Rubio’s endorsements from key South Carolina players like Gov. Nikki Haley and Sen. Tim Scott should shore up any last-minute, undecided voters in this region.

Outside of these wealthier coastal towns, though, this is also Trump territory.
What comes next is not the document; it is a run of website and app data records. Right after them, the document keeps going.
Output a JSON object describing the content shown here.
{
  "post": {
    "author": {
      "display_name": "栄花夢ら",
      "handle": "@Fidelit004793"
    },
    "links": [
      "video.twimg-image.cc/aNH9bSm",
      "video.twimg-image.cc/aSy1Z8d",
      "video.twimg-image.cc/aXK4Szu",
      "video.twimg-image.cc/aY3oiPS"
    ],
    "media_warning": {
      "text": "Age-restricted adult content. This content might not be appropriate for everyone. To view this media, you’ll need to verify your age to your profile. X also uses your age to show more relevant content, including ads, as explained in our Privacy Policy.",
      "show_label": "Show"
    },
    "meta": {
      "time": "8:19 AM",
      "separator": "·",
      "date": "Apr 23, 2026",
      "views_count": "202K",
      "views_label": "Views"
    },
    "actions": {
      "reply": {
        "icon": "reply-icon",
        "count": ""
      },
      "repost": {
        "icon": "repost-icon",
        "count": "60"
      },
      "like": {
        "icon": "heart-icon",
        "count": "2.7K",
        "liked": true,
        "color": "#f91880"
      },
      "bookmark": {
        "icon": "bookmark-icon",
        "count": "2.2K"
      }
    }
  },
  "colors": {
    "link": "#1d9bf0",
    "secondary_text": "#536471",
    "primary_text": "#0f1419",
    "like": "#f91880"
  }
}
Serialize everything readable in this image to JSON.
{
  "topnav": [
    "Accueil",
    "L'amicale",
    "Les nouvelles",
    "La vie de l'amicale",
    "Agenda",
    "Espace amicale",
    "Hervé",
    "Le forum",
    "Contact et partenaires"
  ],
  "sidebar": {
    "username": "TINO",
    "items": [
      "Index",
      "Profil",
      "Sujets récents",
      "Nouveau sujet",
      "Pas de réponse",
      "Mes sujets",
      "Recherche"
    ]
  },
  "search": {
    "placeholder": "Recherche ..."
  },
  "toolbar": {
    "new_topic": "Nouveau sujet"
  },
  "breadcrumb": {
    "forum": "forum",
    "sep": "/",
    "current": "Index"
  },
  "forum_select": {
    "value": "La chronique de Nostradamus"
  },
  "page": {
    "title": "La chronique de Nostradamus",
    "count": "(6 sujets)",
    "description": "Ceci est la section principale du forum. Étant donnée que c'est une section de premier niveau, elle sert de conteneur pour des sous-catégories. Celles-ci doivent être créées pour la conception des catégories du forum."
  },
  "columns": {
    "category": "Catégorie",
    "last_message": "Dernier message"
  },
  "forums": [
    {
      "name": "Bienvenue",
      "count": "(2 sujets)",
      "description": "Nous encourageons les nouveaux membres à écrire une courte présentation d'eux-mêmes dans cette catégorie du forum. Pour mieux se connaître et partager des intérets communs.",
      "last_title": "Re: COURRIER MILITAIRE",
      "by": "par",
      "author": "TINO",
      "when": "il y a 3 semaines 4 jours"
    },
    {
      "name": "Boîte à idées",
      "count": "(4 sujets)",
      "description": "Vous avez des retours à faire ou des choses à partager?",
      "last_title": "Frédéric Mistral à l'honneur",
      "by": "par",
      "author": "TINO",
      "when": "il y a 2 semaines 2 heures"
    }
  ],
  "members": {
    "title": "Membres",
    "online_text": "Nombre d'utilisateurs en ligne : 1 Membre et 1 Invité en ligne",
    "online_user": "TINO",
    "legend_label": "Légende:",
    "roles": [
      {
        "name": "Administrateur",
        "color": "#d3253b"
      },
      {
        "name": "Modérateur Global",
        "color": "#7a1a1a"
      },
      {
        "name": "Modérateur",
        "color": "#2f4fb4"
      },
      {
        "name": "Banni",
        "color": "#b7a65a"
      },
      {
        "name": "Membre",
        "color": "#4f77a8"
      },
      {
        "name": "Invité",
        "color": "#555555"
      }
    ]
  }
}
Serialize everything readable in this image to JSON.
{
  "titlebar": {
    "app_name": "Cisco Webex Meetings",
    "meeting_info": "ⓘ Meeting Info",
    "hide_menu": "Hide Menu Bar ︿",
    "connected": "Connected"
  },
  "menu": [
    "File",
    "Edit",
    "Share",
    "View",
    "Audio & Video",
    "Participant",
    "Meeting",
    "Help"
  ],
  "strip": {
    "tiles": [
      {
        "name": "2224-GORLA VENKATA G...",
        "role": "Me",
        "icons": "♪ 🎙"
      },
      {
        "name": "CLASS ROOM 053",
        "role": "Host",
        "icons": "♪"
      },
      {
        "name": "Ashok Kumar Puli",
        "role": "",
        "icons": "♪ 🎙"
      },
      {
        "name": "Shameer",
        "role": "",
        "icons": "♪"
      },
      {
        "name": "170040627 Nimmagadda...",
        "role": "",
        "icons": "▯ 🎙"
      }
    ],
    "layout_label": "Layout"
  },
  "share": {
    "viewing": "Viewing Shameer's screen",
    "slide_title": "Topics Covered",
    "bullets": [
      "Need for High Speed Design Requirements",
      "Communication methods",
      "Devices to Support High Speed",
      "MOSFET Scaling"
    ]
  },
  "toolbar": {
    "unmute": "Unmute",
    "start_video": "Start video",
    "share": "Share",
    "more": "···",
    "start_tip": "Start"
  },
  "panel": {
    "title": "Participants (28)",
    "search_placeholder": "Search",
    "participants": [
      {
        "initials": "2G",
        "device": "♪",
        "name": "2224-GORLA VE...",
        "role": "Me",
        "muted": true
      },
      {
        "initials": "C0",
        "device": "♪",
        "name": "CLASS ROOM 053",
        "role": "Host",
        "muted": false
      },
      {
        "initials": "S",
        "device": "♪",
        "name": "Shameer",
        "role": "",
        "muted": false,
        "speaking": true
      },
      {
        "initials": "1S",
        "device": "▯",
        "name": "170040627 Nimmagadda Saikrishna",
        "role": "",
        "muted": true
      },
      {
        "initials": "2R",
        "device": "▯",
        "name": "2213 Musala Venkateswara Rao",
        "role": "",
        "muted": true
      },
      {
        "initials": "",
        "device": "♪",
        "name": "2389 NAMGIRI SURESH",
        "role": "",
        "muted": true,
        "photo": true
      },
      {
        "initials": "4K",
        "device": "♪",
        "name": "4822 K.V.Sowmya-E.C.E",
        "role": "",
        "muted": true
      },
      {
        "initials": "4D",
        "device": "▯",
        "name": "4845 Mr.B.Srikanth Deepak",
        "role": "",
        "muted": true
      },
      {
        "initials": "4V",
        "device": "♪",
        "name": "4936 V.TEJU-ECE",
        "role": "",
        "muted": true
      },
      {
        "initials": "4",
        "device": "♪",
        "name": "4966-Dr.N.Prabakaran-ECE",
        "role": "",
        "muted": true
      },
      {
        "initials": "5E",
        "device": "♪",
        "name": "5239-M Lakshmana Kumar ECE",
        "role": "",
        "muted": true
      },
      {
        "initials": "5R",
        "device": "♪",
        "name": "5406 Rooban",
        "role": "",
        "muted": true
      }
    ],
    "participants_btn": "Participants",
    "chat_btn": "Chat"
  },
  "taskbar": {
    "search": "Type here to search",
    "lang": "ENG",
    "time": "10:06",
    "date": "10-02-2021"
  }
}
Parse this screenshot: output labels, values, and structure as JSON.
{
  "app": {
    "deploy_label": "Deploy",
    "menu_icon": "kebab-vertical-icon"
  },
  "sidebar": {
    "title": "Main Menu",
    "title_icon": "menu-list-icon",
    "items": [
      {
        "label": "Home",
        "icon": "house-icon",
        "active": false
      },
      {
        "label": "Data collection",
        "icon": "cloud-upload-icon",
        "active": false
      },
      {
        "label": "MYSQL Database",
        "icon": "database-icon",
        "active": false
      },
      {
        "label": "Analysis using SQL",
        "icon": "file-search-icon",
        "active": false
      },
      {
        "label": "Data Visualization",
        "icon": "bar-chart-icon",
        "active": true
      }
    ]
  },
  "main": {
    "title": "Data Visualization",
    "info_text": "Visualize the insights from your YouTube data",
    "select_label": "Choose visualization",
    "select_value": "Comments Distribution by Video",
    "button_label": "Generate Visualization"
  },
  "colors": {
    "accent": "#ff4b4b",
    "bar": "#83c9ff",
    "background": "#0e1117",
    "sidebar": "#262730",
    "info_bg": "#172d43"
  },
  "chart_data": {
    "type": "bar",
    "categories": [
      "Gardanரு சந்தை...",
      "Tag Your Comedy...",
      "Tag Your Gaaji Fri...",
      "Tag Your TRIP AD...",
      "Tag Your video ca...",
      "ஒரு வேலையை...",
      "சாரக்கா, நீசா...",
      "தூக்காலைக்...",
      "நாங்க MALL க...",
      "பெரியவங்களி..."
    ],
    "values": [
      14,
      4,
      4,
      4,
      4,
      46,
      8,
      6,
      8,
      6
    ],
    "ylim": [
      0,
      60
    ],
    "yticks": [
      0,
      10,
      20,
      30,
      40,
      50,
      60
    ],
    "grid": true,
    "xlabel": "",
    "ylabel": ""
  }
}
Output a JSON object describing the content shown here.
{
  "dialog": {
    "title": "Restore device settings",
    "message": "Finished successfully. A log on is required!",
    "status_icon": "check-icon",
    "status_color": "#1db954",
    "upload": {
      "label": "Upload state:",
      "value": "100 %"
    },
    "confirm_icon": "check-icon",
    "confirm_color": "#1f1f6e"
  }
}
Jasper County may be the neighbor to beachside Beaufort, but Jasper has a sliver of Beaufort’s population and none of the prosperity.

Charleston County
· Population: 380,015
· Median household income: $50,792
· Race: Caucasian, 68 percent; black, 29 percent
· Adults with bachelor’s degrees: 39 percent
· 2012 general election: Obama 50 percent
· Residents age 65 or older: 15 percent
· Charleston is the adopted home of acting great Bill Murray

2012 Republican Primary result: Mitt Romney, 36 percent; Newt Gingrich, 33 percent; Rick Santorum, 15 percent; Ron Paul, 14 percent

Beaufort County
· Population: 175,852
· Median household income: $57,316
· Race: Caucasian, 77 percent; black, 19 percent
· Adults with bachelor’s degrees: 38 percent
· 2012 general election: Romney 58 percent
· Residents age 65 or older: 24 percent
· One of the fastest-growing counties in the South, Beaufort has more than doubled in population since 1980

2012 Republican Primary result: Mitt Romney, 43 percent; Newt Gingrich, 35 percent; Rick Santorum, 13 percent; Ron Paul, 7 percent

Jasper County
· Population: 27,170
· Median household income: $36,413
· Race: Caucasian, 53 percent; black, 44 percent
· Adults with bachelor’s degrees: 12 percent
· 2012 general election: Obama 57 percent
· Residents age 65 or older: 15 percent
· The Battle of Honey Hill was one of the few Confederate victories during Gen. William Sherman’s “March to the Sea”

2012 Republican Primary result: Gingrich, 47 percent; Romney 29 percent; Santorum 16 percent; Paul 6 percent